Drones can be used in detecting pathogens for food safety.

Nanoreagents, LLC, based in Tampa, FL, is flying drones with multispectral cameras to spot anomalies in crops that can then be tested for harmful bacteria or other pathogens.

“We see drones as an important tool and technology in identifying food pathogens and eliminating them from the food chain,” says Jim Byron, CEO.

The company uses commercial software to interpret collected images and also developed testing to determine if a pathogen is present.

A case in point is leafy greens, after several outbreaks last year.

Nanoreagents received a $75,000 grant from the Center for Produce Safety to help growers identify and evaluate food safety risks posed by proximity to domesticated animal agriculture.

Circling back to Mac’s Creek Winery & Brewery in Nebraska, which suffered a devastating loss in 2013 when nearly all of its 4,000 grapevines were destroyed by herbicidal drift, its next project involves equipping a drone with a noisemaker or “squawker” to scare birds away from ripening grapes.

The vineyard had used netting to cover vines, but found it cost-prohibitive and not ecofriendly.

“It’s really unwieldy,” says Max McFarland, one of the owners of Mac’s Creek, “and harmful to the birds, they get caught in the net.”

Using a squawker in one location isn’t effective, McFarland says, because birds get used to it and he’s even seen them perched next to a squawker.

“After they get acclimated, they aren’t scared at all,” he says. “So, you have to keep moving it around every couple of days.”

He hopes putting a squawker on a drone programmed to fly various paths will better keep birds away from the grapes and save him the time of physically moving the squawker. “It will be less predictable to the birds—it may even appear like the drone is chasing them.”

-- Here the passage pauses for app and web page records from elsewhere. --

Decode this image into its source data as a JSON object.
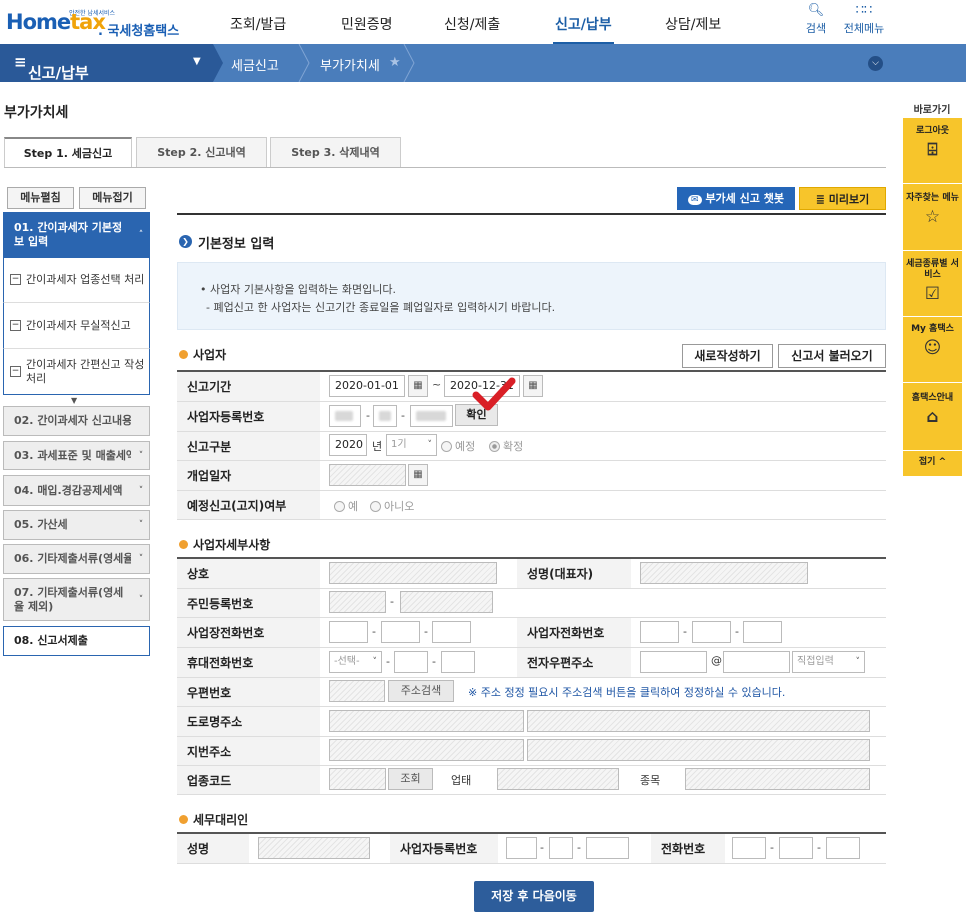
{
  "header": {
    "logo_small": "안전한 납세서비스",
    "logo_main_a": "Home",
    "logo_main_b": "tax",
    "logo_sub": ". 국세청홈택스",
    "nav": [
      "조회/발급",
      "민원증명",
      "신청/제출",
      "신고/납부",
      "상담/제보"
    ],
    "active_nav": "신고/납부",
    "search_label": "검색",
    "allmenu_label": "전체메뉴"
  },
  "navbar": {
    "section": "신고/납부",
    "crumbs": [
      "세금신고",
      "부가가치세"
    ]
  },
  "page_title": "부가가치세",
  "tabs": [
    "Step 1. 세금신고",
    "Step 2. 신고내역",
    "Step 3. 삭제내역"
  ],
  "left_menu": {
    "expand": "메뉴펼침",
    "collapse": "메뉴접기",
    "active": "01. 간이과세자 기본정보 입력",
    "subitems": [
      "간이과세자 업종선택 처리",
      "간이과세자 무실적신고",
      "간이과세자 간편신고 작성 처리"
    ],
    "items": [
      "02. 간이과세자 신고내용",
      "03. 과세표준 및 매출세액",
      "04. 매입.경감공제세액",
      "05. 가산세",
      "06. 기타제출서류(영세율",
      "07. 기타제출서류(영세율 제외)",
      "08. 신고서제출"
    ]
  },
  "quick": {
    "label": "바로가기",
    "items": [
      "로그아웃",
      "자주찾는 메뉴",
      "세금종류별 서비스",
      "My 홈택스",
      "홈택스안내"
    ],
    "fold": "접기 ^"
  },
  "top_buttons": {
    "chatbot": "부가세 신고 챗봇",
    "preview": "미리보기"
  },
  "section_title": "기본정보 입력",
  "info_lines": [
    "• 사업자 기본사항을 입력하는 화면입니다.",
    "- 폐업신고 한 사업자는 신고기간 종료일을 폐업일자로 입력하시기 바랍니다."
  ],
  "business": {
    "title": "사업자",
    "new_button": "새로작성하기",
    "load_button": "신고서 불러오기",
    "period_label": "신고기간",
    "period_from": "2020-01-01",
    "period_to": "2020-12-31",
    "bizno_label": "사업자등록번호",
    "confirm_button": "확인",
    "type_label": "신고구분",
    "year": "2020",
    "year_unit": "년",
    "half": "1기",
    "opt_estimate": "예정",
    "opt_final": "확정",
    "open_label": "개업일자",
    "notice_label": "예정신고(고지)여부",
    "opt_yes": "예",
    "opt_no": "아니오"
  },
  "details": {
    "title": "사업자세부사항",
    "name_label": "상호",
    "rep_label": "성명(대표자)",
    "rrn_label": "주민등록번호",
    "place_phone_label": "사업장전화번호",
    "biz_phone_label": "사업자전화번호",
    "mobile_label": "휴대전화번호",
    "mobile_select": "-선택-",
    "email_label": "전자우편주소",
    "email_at": "@",
    "email_select": "직접입력",
    "zip_label": "우편번호",
    "zip_button": "주소검색",
    "zip_note": "※ 주소 정정 필요시 주소검색 버튼을 클릭하여 정정하실 수 있습니다.",
    "road_label": "도로명주소",
    "lot_label": "지번주소",
    "industry_label": "업종코드",
    "industry_button": "조회",
    "biztype_label": "업태",
    "item_label": "종목"
  },
  "agent": {
    "title": "세무대리인",
    "name_label": "성명",
    "bizno_label": "사업자등록번호",
    "phone_label": "전화번호"
  },
  "submit": "저장 후 다음이동"
}
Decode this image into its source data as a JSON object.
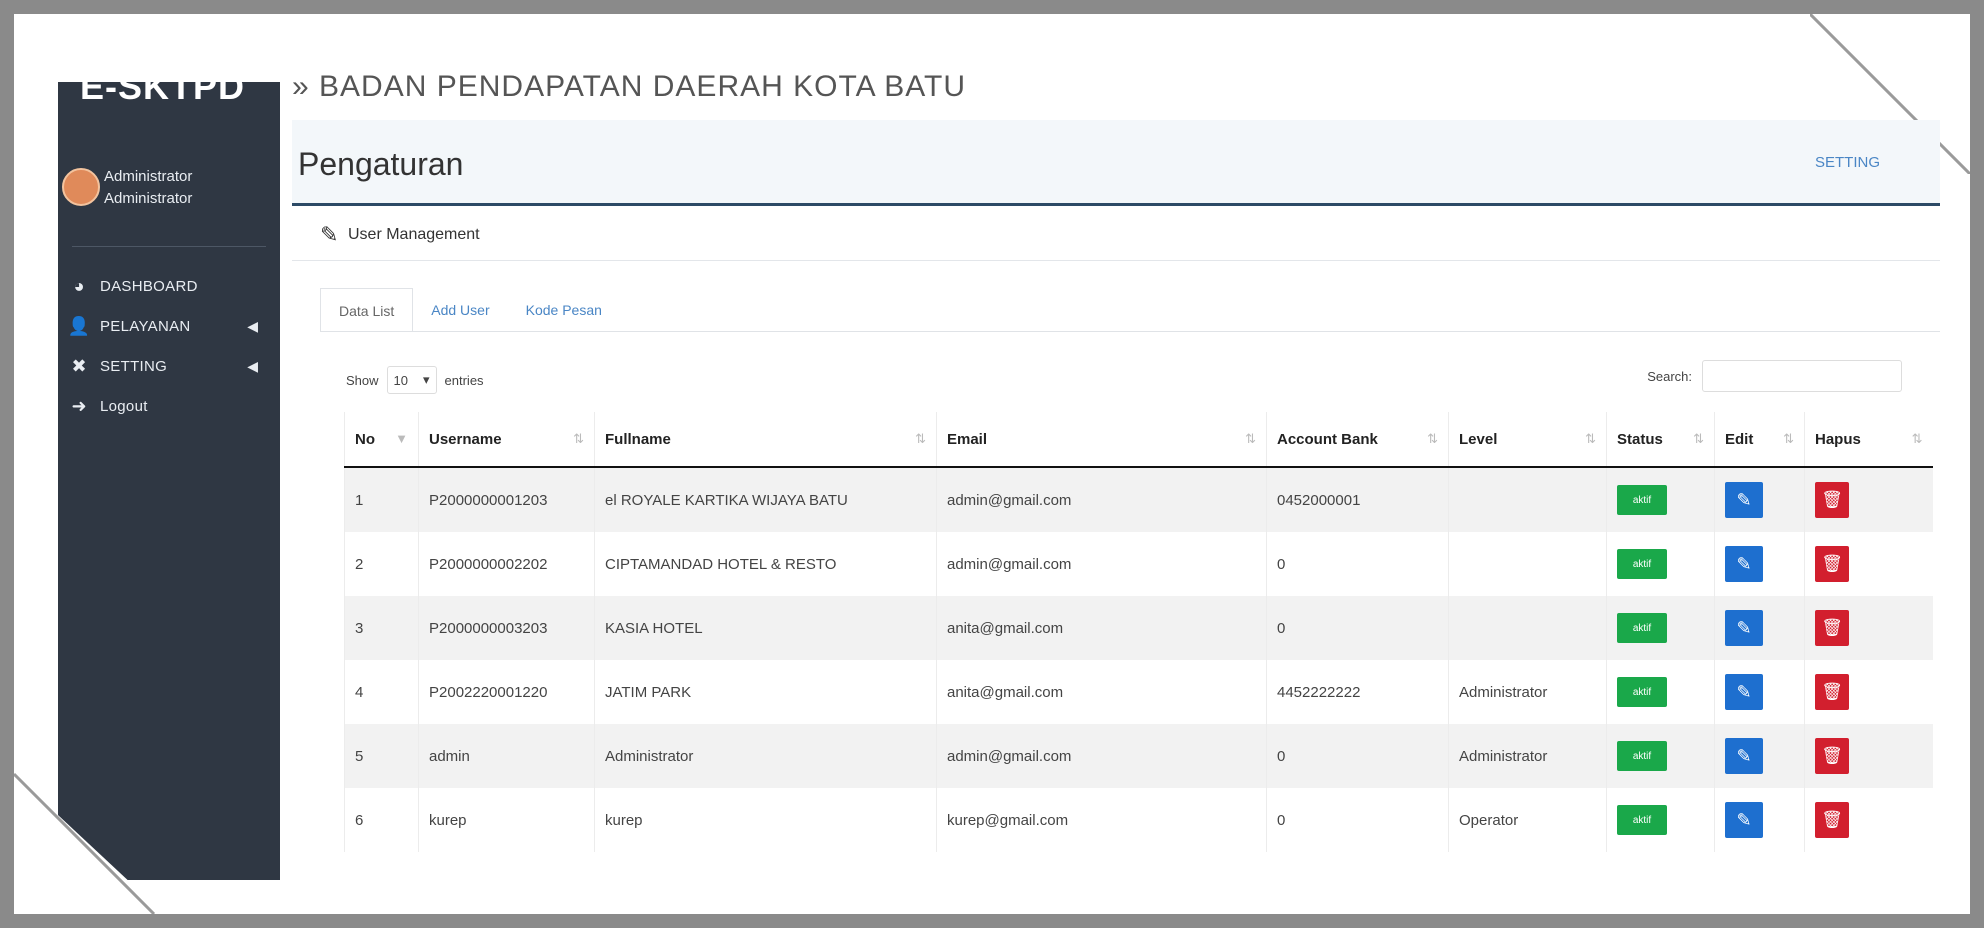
{
  "app": {
    "brand": "E-SKTPD",
    "top_title": "BADAN PENDAPATAN DAERAH KOTA BATU"
  },
  "sidebar": {
    "user": {
      "name": "Administrator",
      "role": "Administrator"
    },
    "items": [
      {
        "label": "DASHBOARD",
        "icon": "dashboard-icon"
      },
      {
        "label": "PELAYANAN",
        "icon": "users-icon",
        "has_submenu": true
      },
      {
        "label": "SETTING",
        "icon": "tools-icon",
        "has_submenu": true
      },
      {
        "label": "Logout",
        "icon": "logout-icon"
      }
    ]
  },
  "header": {
    "title": "Pengaturan",
    "link": "SETTING"
  },
  "panel": {
    "title": "User Management"
  },
  "tabs": [
    {
      "label": "Data List",
      "active": true
    },
    {
      "label": "Add User",
      "active": false
    },
    {
      "label": "Kode Pesan",
      "active": false
    }
  ],
  "table_controls": {
    "show_label": "Show",
    "show_value": "10",
    "entries_label": "entries",
    "search_label": "Search:"
  },
  "table": {
    "columns": [
      "No",
      "Username",
      "Fullname",
      "Email",
      "Account Bank",
      "Level",
      "Status",
      "Edit",
      "Hapus"
    ],
    "rows": [
      {
        "no": "1",
        "username": "P2000000001203",
        "fullname": "el ROYALE KARTIKA WIJAYA BATU",
        "email": "admin@gmail.com",
        "account_bank": "0452000001",
        "level": "",
        "status": "aktif"
      },
      {
        "no": "2",
        "username": "P2000000002202",
        "fullname": "CIPTAMANDAD HOTEL & RESTO",
        "email": "admin@gmail.com",
        "account_bank": "0",
        "level": "",
        "status": "aktif"
      },
      {
        "no": "3",
        "username": "P2000000003203",
        "fullname": "KASIA HOTEL",
        "email": "anita@gmail.com",
        "account_bank": "0",
        "level": "",
        "status": "aktif"
      },
      {
        "no": "4",
        "username": "P2002220001220",
        "fullname": "JATIM PARK",
        "email": "anita@gmail.com",
        "account_bank": "4452222222",
        "level": "Administrator",
        "status": "aktif"
      },
      {
        "no": "5",
        "username": "admin",
        "fullname": "Administrator",
        "email": "admin@gmail.com",
        "account_bank": "0",
        "level": "Administrator",
        "status": "aktif"
      },
      {
        "no": "6",
        "username": "kurep",
        "fullname": "kurep",
        "email": "kurep@gmail.com",
        "account_bank": "0",
        "level": "Operator",
        "status": "aktif"
      }
    ]
  },
  "colors": {
    "sidebar_bg": "#2f3743",
    "status_green": "#1aa84a",
    "edit_blue": "#1e6fcf",
    "delete_red": "#d21f2e",
    "link_blue": "#4a86c5"
  }
}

McFarland hopes drones will not only save time and money for growers, but also protect wildlife at the same time.

This is an excerpt from the Applied Technology feature from the May/June 2021 issue of Produce Blueprints Magazine. Click here to read the whole issue.